Coming from a humble background made Mr Wu Mingze, 27, value the importance of financial planning from a young age.

"My father was the sole breadwinner and provided for the family of four with his salary of less than $2,000 a month about 10 years ago," Mr Wu recalls.

"But we never had to scrimp and save or felt like we were lacking anything, and I'm grateful to my parents for that."

Mr Wu laughs as he speaks about how he, like many young adults today, often laments at the high cost of living and how he does not earn enough money.

"There is this fear that we can't provide for ourselves and our children," he says. "But my father did it, even though his income was less than one-fourth what my wife and I make today."

And Mr Wu aspires to be as financially resilient as his parents were.

He works as a currency strategist at a brokerage which allows its clients to trade in foreign currencies.

His love for trading extends to his personal investments as well, and Mr Wu is active in the forex market.

"There is no conflict of interest between my work and personal investments, but I have to declare the amount of trades with the company," he explains.

The foreign exchange market appeals to Mr Wu as its movements are based on more than just sentiment, including market expectations as well.

And that is what he does for a living - study market trends and predict where currencies are headed.

So it makes sense for Mr Wu to kill two birds with one stone and apply his research and knowledge at work to grow his nest egg.

As forex trading requires leveraging, Mr Wu cautions investors out there not to execute a trade which will cause them to lose sleep over.

"Do not let trading affect your bread and butter or disrupt your life," he says.

Mr Wu married his fiancee Joan last November.

Q: Are you a spender or a saver?

My wife and I do not have a joint account, so I'm the spender in the family because I pay the household expenses.

But I make it a point to save about 20 per cent to 30 per cent of my salary each month.

Q: How much do you charge to your credit cards every month?

On average, I charge about $1,500 to my credit card a month, usually at food and beverage outlets or on shopping for my wife.

As we got married a year ago, there might be the occasional one-off expense on a piece of furniture or decorative item that can cost a few hundred dollars.

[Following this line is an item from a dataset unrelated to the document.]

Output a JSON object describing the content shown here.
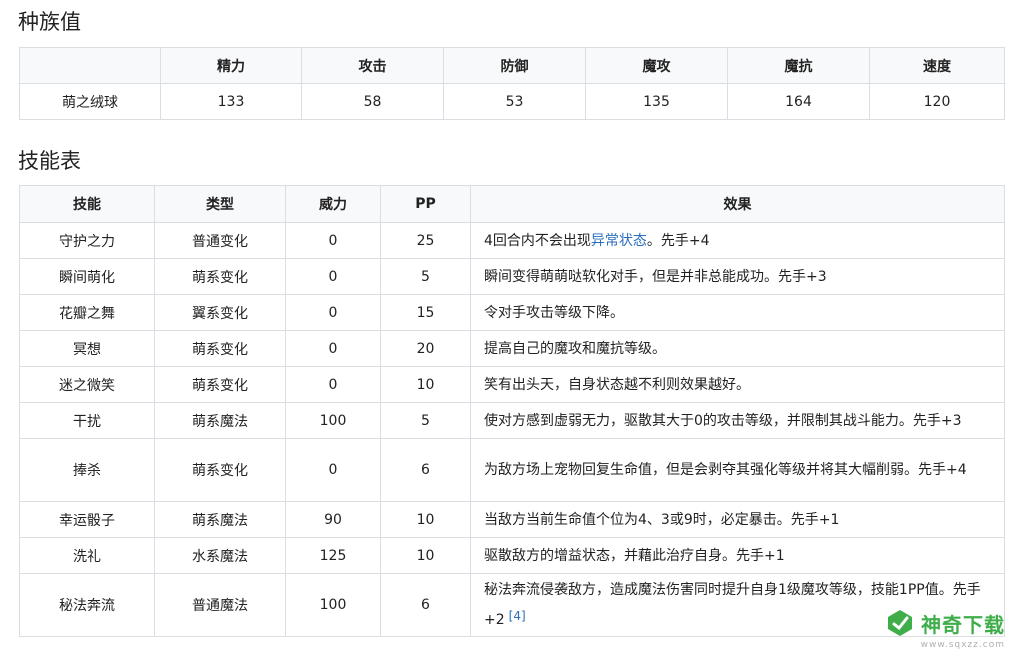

Q: What financial planning have you done for yourself?

I try to put my money into investments which can give me an average 5 per cent return per year.

I have been trading on the forex market and contracts for difference (or CFDs) on indices and commodities.

These instruments give me a better return than investment-linked products, as I do not have to pay a middle man an administrative fee or performance premium.

I also bought some health insurance policies recently as part of my family planning, as the premiums are still low since I'm healthy.

As newlyweds, my wife and I ensure that we keep one year's worth of our annual salaries as cash to cover any large-expense items.

Q: Moneywise, what were your growing-up years like?

I grew up in a four-room HDB flat with my parents and younger brother.

My dad, a shipping executive, earned less than $2,000 a month.

I remember getting $30 a month during my days at Raffles Junior College. To supplement my pocket money, I gave tuition to secondary school students and also conducted piano and violin lessons.

Q: How did you get interested in investing?

It was some time in my junior college years, when my peers and I deemed doctors, lawyers, pilots, bankers and traders as "cool" professions.

Out of the four subjects I took then, I had a keen interest in economics.

But my real exposure to investments was some time around my 20th birthday, when my friend asked me to accompany him to attend a talk on options trading.

About two years later, I put in $3,000 and opened my Central Depository account.

Q: What property do you own?

None at the moment, but my wife and I applied for a Build-to-Order four-room flat in Punggol. The 1,006 sq ft unit cost us about $350,000 and will be ready some time in 2015.

Q: What's the most extravagant thing you have bought?

I'm not much of a shopper or one who buys things. So my most extravagant expense would be our honeymoon last December in the United States. The 21-day trip cost me more than $10,000.

Q: What's your retirement plan?

I hope to work all my life because I enjoy what I do, although my wife might not like me being a workaholic.

For most men, our earning potential would peak at about 40. From that point, I'll probably have to go for safer products which move at a slower pace to preserve my wealth.

Q: Home is now...

My parents-in-law's semi-detached property, which was vacant, on Eng Kong Road. It has four bedrooms and an area of more than 1,600 sq ft. I'm waiting for my flat to be ready.

Q: I don't drive...

Because a car is a depreciating asset and it does not make sense to have one in Singapore, given the high certificate of entitlement prices.

Besides, I do not have a driver's licence. I usually take a bus to work.